Empowerment: IFS emphasizes personal empowerment and self-compassion, allowing individuals to take an active role in their healing and personal growth. While other therapies can also empower individuals, IFS places a strong emphasis on self-leadership.

It’s essential to recognize that different therapeutic approaches have their strengths and are suited to different individuals and issues. The choice of therapy should be based on the specific needs and preferences of the client and the expertise of the therapist.

What can individuals do to prepare for an IFS therapy session, and what should they expect in terms of their own active participation in the process?

Preparing for an Internal Family Systems (IFS) therapy session and actively participating in the process can help individuals make the most of their therapy. Here are some tips:

Before the Session:

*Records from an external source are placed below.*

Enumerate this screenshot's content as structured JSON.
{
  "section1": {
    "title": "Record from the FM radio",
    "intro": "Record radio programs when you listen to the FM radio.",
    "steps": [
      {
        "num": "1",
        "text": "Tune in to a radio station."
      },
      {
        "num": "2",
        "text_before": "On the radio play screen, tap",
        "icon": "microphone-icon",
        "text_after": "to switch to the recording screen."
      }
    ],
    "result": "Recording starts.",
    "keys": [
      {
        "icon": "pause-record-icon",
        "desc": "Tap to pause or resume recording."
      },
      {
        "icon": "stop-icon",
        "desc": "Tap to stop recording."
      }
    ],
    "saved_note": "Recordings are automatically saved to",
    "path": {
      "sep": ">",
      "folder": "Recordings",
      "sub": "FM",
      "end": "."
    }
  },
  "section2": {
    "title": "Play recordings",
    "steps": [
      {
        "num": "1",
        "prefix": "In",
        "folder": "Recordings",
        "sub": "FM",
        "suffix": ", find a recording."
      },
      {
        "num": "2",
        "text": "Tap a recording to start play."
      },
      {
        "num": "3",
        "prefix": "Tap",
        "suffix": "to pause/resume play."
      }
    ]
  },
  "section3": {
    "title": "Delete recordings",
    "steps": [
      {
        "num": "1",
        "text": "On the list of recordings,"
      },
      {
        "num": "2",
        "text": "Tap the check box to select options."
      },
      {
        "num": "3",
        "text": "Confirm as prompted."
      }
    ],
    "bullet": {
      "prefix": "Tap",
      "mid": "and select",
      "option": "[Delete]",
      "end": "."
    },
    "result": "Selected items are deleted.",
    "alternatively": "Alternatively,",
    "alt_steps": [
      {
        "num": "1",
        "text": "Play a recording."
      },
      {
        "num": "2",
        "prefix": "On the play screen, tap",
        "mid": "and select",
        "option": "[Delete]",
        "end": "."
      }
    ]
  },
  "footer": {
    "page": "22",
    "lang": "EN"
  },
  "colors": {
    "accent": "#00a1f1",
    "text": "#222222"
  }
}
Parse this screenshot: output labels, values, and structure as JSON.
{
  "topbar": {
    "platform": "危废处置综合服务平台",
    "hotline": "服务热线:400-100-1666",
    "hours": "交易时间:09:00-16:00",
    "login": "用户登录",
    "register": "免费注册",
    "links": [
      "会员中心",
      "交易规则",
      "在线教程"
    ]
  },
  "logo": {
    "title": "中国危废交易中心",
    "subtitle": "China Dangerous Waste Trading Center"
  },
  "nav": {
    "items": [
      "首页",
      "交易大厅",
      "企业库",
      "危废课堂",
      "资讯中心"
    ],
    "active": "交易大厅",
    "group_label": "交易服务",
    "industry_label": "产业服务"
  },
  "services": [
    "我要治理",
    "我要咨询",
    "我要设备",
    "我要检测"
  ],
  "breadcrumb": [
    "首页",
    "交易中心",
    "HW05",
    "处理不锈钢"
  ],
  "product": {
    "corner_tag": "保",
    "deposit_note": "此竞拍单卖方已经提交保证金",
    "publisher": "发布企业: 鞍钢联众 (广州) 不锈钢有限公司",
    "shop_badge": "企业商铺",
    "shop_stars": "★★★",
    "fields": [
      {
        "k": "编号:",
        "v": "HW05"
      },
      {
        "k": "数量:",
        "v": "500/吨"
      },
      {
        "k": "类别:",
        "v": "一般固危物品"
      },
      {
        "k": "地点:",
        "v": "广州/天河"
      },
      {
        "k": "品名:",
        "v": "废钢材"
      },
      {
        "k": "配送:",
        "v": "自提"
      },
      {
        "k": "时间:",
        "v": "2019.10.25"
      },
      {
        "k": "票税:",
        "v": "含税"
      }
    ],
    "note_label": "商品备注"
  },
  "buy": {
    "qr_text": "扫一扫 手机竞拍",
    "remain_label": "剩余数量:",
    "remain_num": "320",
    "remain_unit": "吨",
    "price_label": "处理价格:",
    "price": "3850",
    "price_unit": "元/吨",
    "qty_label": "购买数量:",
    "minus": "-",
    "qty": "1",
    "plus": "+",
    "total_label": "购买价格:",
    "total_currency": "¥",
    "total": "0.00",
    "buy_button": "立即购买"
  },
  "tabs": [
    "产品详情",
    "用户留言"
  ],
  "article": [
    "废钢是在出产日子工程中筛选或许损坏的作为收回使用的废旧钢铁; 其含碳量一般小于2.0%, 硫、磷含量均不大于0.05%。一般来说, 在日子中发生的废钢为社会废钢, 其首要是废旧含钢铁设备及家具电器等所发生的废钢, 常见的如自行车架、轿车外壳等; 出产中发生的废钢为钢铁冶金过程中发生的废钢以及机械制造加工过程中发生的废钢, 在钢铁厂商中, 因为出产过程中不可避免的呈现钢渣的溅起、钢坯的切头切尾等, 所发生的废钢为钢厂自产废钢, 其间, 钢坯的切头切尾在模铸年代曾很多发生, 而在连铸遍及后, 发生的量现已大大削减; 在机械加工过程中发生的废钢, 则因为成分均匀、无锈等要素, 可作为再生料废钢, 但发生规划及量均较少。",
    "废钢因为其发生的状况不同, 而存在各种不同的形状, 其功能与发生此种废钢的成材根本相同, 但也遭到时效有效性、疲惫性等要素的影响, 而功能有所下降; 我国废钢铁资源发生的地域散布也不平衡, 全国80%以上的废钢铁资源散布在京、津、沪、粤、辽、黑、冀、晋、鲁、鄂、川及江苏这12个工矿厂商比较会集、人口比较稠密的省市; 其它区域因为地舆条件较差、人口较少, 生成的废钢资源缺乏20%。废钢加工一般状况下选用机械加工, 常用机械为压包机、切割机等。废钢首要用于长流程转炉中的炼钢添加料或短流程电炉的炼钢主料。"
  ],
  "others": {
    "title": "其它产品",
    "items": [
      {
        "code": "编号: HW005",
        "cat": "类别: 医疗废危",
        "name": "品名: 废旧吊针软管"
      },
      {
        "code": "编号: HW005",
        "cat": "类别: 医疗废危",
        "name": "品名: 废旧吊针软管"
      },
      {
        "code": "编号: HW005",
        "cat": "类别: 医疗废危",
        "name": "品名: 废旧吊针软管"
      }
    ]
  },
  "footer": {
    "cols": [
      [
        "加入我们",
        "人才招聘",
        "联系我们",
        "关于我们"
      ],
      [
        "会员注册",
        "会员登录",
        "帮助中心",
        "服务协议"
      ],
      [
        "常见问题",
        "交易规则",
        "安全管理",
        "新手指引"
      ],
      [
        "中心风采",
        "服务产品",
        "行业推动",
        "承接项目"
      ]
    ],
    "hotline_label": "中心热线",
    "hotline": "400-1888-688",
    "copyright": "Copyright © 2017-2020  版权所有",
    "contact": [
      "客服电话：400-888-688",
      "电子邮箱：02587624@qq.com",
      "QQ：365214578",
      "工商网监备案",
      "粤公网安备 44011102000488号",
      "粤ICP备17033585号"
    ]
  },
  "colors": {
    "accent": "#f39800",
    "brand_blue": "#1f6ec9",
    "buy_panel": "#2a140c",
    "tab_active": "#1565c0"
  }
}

  • Set Intentions: Before the session, take a moment to reflect on what you hope to achieve or discuss during the session. Consider the issues or concerns you want to explore.
  • Be Open and Honest: Be prepared to share openly and honestly with your therapist. IFS relies on a collaborative and non-judgmental therapeutic relationship.
  • Keep a Journal: Consider keeping a journal to record your thoughts, feelings, and experiences between sessions. This can help you track your progress and identify patterns.
  • Reflect on Inner Experiences: Try to become more aware of your inner experiences, thoughts, and emotions. This can help you identify the presence and needs of various inner parts.


During the Session:

  • Active Engagement: Be an active participant in the therapy process. Share your thoughts, feelings, and experiences as openly as possible.
  • Identify Parts: Work with your therapist to identify and understand the different inner parts that may be present. Describe their emotions and roles.
  • Engage in Self-Reflection: Engage in self-reflection as your therapist guides you in exploring your inner world. Be curious and open to insights and discoveries.
  • Embrace Self-Compassion: Cultivate self-compassion and self-acceptance throughout the process. This can help create a safe space for inner exploration.
  • Cooperate with Your Therapist: Collaborate with your therapist in the process of working with your parts. Be willing to engage with and understand the needs of these parts.
  • Self-Therapy Tools: Learn and practice self-therapy techniques provided by your therapist to work with your parts between sessions. This can promote ongoing healing and self-awareness.


After the Session:

  • Reflect on Insights: Take time after the session to reflect on any insights or new understandings that arose during therapy.
  • Practice Self-Care: Engage in self-care activities that promote emotional well-being and self-compassion, especially if the session was emotionally intense.
  • Apply What You’ve Learned: Try to apply what you’ve learned in therapy to your daily life. Implement any strategies or techniques discussed with your therapist.
  • Stay Committed: Stay committed to the therapy process. Consistency and regular attendance are often important for therapeutic progress.

Remember that IFS therapy is a collaborative effort between you and your therapist, and your active engagement is crucial to its success. Your therapist will guide you through the process of working with your inner parts, fostering self-compassion, and achieving self-leadership. It’s important to have patience with yourself and trust the therapeutic process to facilitate your healing and growth.